The occasion for this celebration is the release of Marc Ribot Y Los Cubanos Postizos, a super new album that isn't a straight ape of Arsenio Rodriguez (who was also a master of the tres, a guitar with three pairs of strings, each set tuned to a different note) but rather a tribute to the belief that life is but a dream, with Rodriguez's spirit its chief tributary. The ebullient music comes with a wry disclaimer: Los Cubanos Postizos means The Prosthetic Cubans.
"This is a New York band that is making our own music of Cuban music," explains the 44-year-old Ribot, long a sideman on records by the likes of Elvis Costello and Tom Waits. "This is not about creating an authentic reproduction of these songs," he says, alluding to the key difference between Los Cubanos Postizos and Ry Cooder's recent Grammy-winning Buena Vista Social Club. "It's about creating a fake history that I need, one that has electric guitars and distortion.
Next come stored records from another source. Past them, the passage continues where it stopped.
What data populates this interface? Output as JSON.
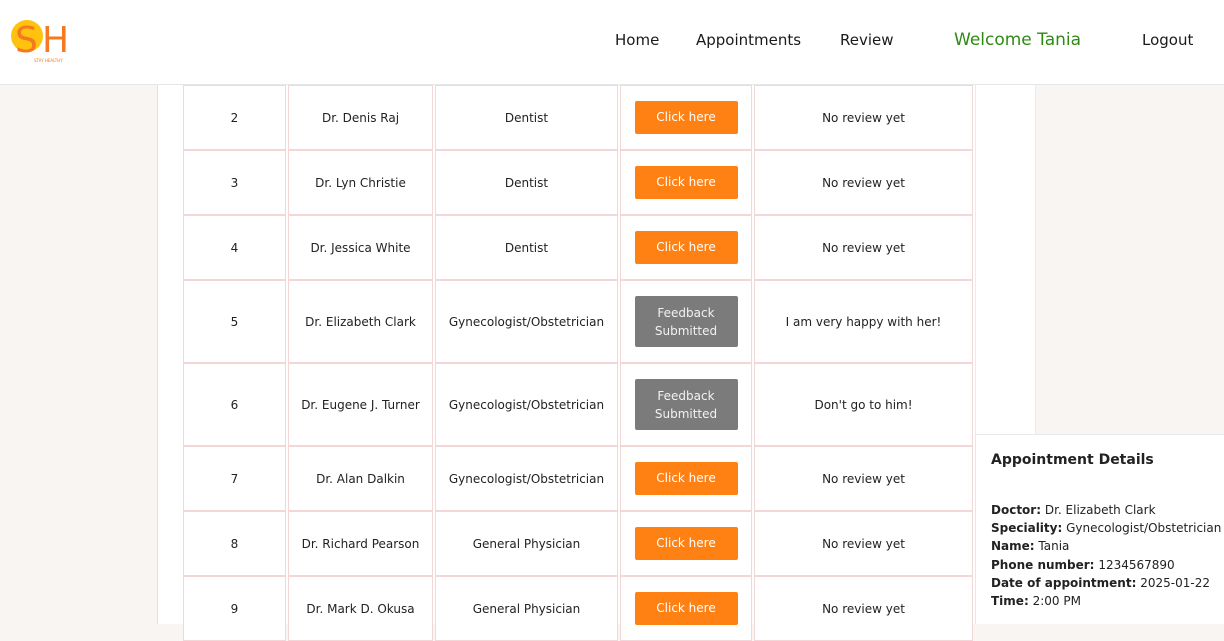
{
  "nav": {
    "logo_letters": "SH",
    "logo_tagline": "STAY HEALTHY",
    "home": "Home",
    "appointments": "Appointments",
    "review": "Review",
    "welcome": "Welcome Tania",
    "logout": "Logout"
  },
  "table": {
    "rows": [
      {
        "no": "2",
        "doctor": "Dr. Denis Raj",
        "speciality": "Dentist",
        "feedback": "Click here",
        "submitted": false,
        "review": "No review yet"
      },
      {
        "no": "3",
        "doctor": "Dr. Lyn Christie",
        "speciality": "Dentist",
        "feedback": "Click here",
        "submitted": false,
        "review": "No review yet"
      },
      {
        "no": "4",
        "doctor": "Dr. Jessica White",
        "speciality": "Dentist",
        "feedback": "Click here",
        "submitted": false,
        "review": "No review yet"
      },
      {
        "no": "5",
        "doctor": "Dr. Elizabeth Clark",
        "speciality": "Gynecologist/Obstetrician",
        "feedback": "Feedback\nSubmitted",
        "submitted": true,
        "review": "I am very happy with her!"
      },
      {
        "no": "6",
        "doctor": "Dr. Eugene J. Turner",
        "speciality": "Gynecologist/Obstetrician",
        "feedback": "Feedback\nSubmitted",
        "submitted": true,
        "review": "Don't go to him!"
      },
      {
        "no": "7",
        "doctor": "Dr. Alan Dalkin",
        "speciality": "Gynecologist/Obstetrician",
        "feedback": "Click here",
        "submitted": false,
        "review": "No review yet"
      },
      {
        "no": "8",
        "doctor": "Dr. Richard Pearson",
        "speciality": "General Physician",
        "feedback": "Click here",
        "submitted": false,
        "review": "No review yet"
      },
      {
        "no": "9",
        "doctor": "Dr. Mark D. Okusa",
        "speciality": "General Physician",
        "feedback": "Click here",
        "submitted": false,
        "review": "No review yet"
      }
    ]
  },
  "appointment": {
    "title": "Appointment Details",
    "doctor_label": "Doctor:",
    "doctor": "Dr. Elizabeth Clark",
    "speciality_label": "Speciality:",
    "speciality": "Gynecologist/Obstetrician",
    "name_label": "Name:",
    "name": "Tania",
    "phone_label": "Phone number:",
    "phone": "1234567890",
    "date_label": "Date of appointment:",
    "date": "2025-01-22",
    "time_label": "Time:",
    "time": "2:00 PM"
  },
  "colors": {
    "accent": "#ff8114",
    "submitted": "#7b7b7b",
    "welcome": "#2e8a14",
    "logo_orange": "#f47920",
    "logo_yellow": "#ffc20e"
  }
}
I don't want to create a mythology that I have Cuban music in my blood."
Ribot says he tends to "build apologies into the names of my bands." First, there was the Rootless Cosmopolitans, a free-ranging combo whose name came from a poem by Ribot collaborator Allen Ginsberg; the band would release its self-titled debut in 1991. Then came Shrek, which is Yiddish for horror--"because we were so horrible-sounding," he explains. The proof exists on the band's eponymous album, released in February. Ribot, a member of John Zorn's avant-kosher Bar Kochba project, also released Shoe String Symphonies last year as part of Zorn's "Filmworks" series; released on the Tzadik label, it's the imaginary soundtrack to a prison riot.
But Ribot is best known for the metal-lurching rubber-gland guitar work that accentuated the musical madness of Tom Waits' Rain Dogs in 1985 and 1987's Franks Wild Years. With Los Cubanos Postizos, Ribot explains, "I realized a desire to go back to what I was doing in the mid-'80s and the different traditions that gave me the sound on the Tom Waits stuff: Cuban music, Django Rheinhardt, [Television's] Robert Quine. And instead of pushing them together, pull them apart."
By reclaiming his Waits-era guitar tone, Ribot highlights the kindred melodies of Rodriguez's "No Me Llores Mas" and Waits' "Cemetery Polka." The striking similarities are almost certainly coincidental, although Ribot's career is a bridge beneath which such improbabilities frequently flow. Having taken early tutelage from Haitian classical composer and guitarist Fritz Casseus, Ribot's arrow flew to New York, and as disco's last days wound down, he played in the Realtones, a New York City pick-up backing band for touring Stax/Volt stars such as Rufus Thomas and Solomon Burke.
Ribot's subsequent membership in the is-this-jazz? Lounge Lizards established his ability to forge a personal identity within an exotic songform, evidenced by the distinctive clank and twang of his solo on "Tarantella," off Evan Lurie's 1990 Selling Water By the Side of the River. After sidekicking for Marianne Faithfull and Elvis Costello (on his career-salvaging Spike and his near-career-killing Mighty Like a Rose), he got heavily into composing comic complexities such as the Rootless Cosmopolitans' "Nature Abhors A Vacuum Cleaner." He would also go on to play with the likes of Cibo Matto, Phish guitarist Trey Anastasio, torch singer Madeleine Peyroux, and release the back-to-standards solo album Dreamland in 1996.
Here, Ribot picks up the time line: "A year and a half ago, after the birth of my daughter, I wanted to do something that made me put my hands on the guitar and made me keep my hands on the guitar. I wanted to do a project about playing, not about writing. I thought I'd transcribe a few Arsenio Rodriguez pieces and get a couple friends and go play in a bar. And that's basically what we did, except that on the third gig, we got an offer to sign with Atlantic. I thought about it for a sec, said, 'Why the fuck not?' and here we are."